Let's make this more dramatic.
You're the PC being suffocated by a Darkmantle. You still must pursue the Six Fingered Man who's escaping (The Six Fingered Man Killed My Father), or you absolutely need to reach that lever and save the others (My Crew Is My Family).
This is a situation with dramatic tension, and either way works for a good self-compel. You could self-compel to pursue your goal, struggling despite the fact you're being strangled, or you could self-compel to deal with the person strangling you first - meanwhile risking letting the Six Fingered Man escape or putting your crew in harm's way.
Can an aspect deal damage?
Being unable to breathe should make you suffer some consequences, eventually, no?
Well, yes and no. Yes because you can create aspects like On Fire which hurt the character in question. But...
Fate Core has no concept of hit points or damage.
Consequences and stress are not hit points or health. They're a very different beast. Think of them as your staying power in a conflict. The more Stress you can take, the more you can shrug off or handle before you have to start taking Consequences and attacks begin to really affect you. Stress and Consequences together are a measure of how much you can handle before you are Taken Out or need to surrender.
So the NPC in question might be genuinely being suffocated. Likewise, someone with an Acid Burns aspect on themselves (however they got it) is genuinely hurting - but they're not taking damage, because damage doesn't exist.
Then how do you take out a guy you're suffocating?
Use the Attack action! Use it to suffocate him, and burn through your free invocations to hit harder give them more stress to soak up. Alternately, compel them to concede the fight instead.
The Cannot Breathe aspect alone does nothing more than make something true. He won't get taken out. If he's still hanging in there after ten turns, you must just be really lousy at suffocating people - he's clearly managed to get a breath in here and there.
Because of this, it makes more sense to pick an aspect like Suffocated by a Darkmantle.
Passing Free Invocations
Do opponents of the PC have to be allies to pass a free invocation of the blinded aspects among themselves?
You can pass free invocations to anyone. Fate Core p70 has this to say about Free Invocations, in a paragraph on the bottom left:
If you want, you can pass your free invocation to another character. That allows you to get some teamwork going between you and a buddy. This is really useful in a conflict if you want to set someone up for a big blow—have everyone create an advantage and pass their free invocations onto one person, then that person stacks all of them up at once for a huge bonus.
You can pass free invocations to someone you'd consider an enemy. (Who knows, maybe you want to save them from someone else's killing blow so you can get information out of them first, or something.)
Can you create two aspects?
You can create as many aspects as you want, but there's no provision for creating two at once in the same action. This would usually take a rule-breaking stunt that adds aspects. For example, Atomic Robo RPG has a stunt called Little Black Book: when you create an advantage with contacts, you can trade off each free invocation you might otherwise get to create a new aspect instead, meaning you'd get up to three total aspects (but no free invocations) when succeeding with style.
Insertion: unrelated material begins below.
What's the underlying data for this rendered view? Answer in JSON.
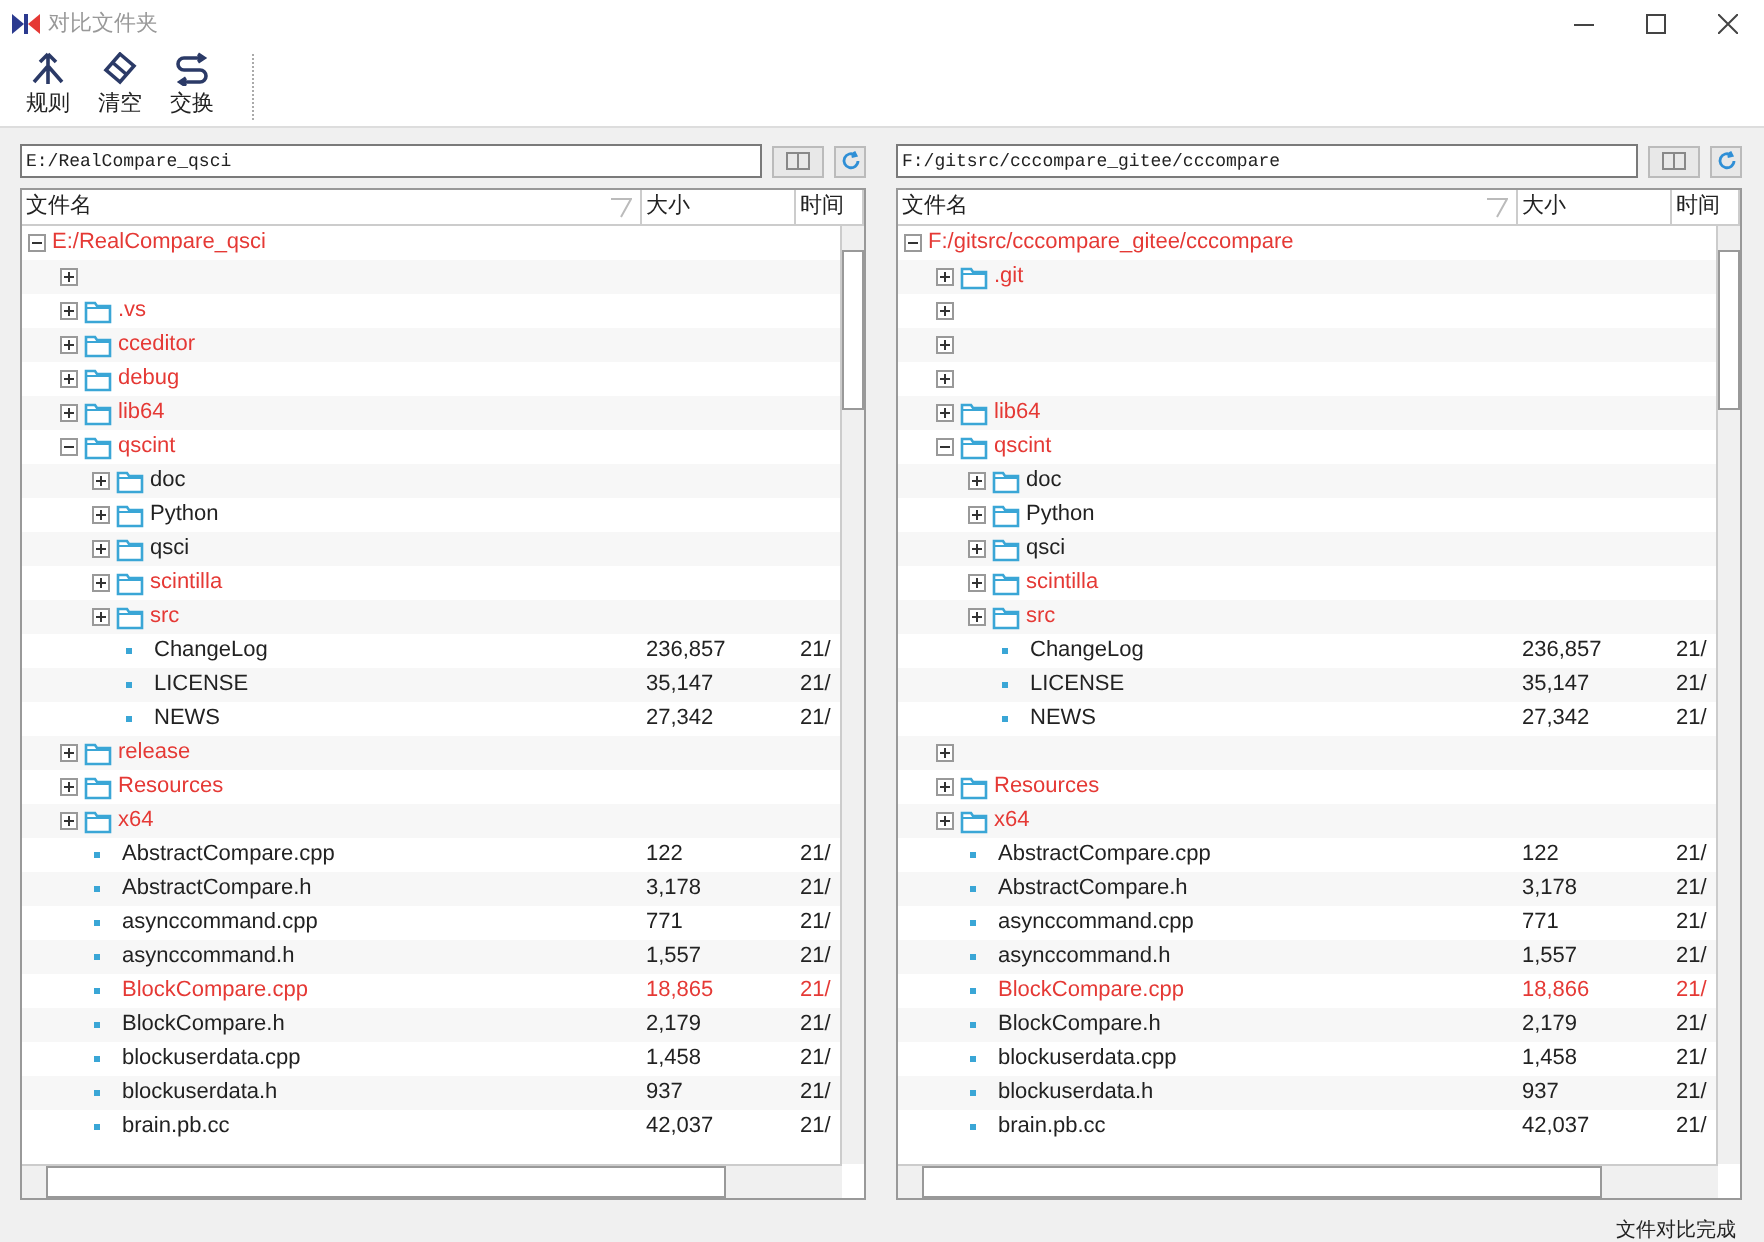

If your fellow players are happy to introduce some new mechanics, you could borrow the Overflow mechanic from Dresden Files: BESW describes it here. This would let you take the excess margin by which you succeeded at an action and perform one extra action, given it meets certain conditions. Both could be Create Advantage actions, letting you place two aspects at once.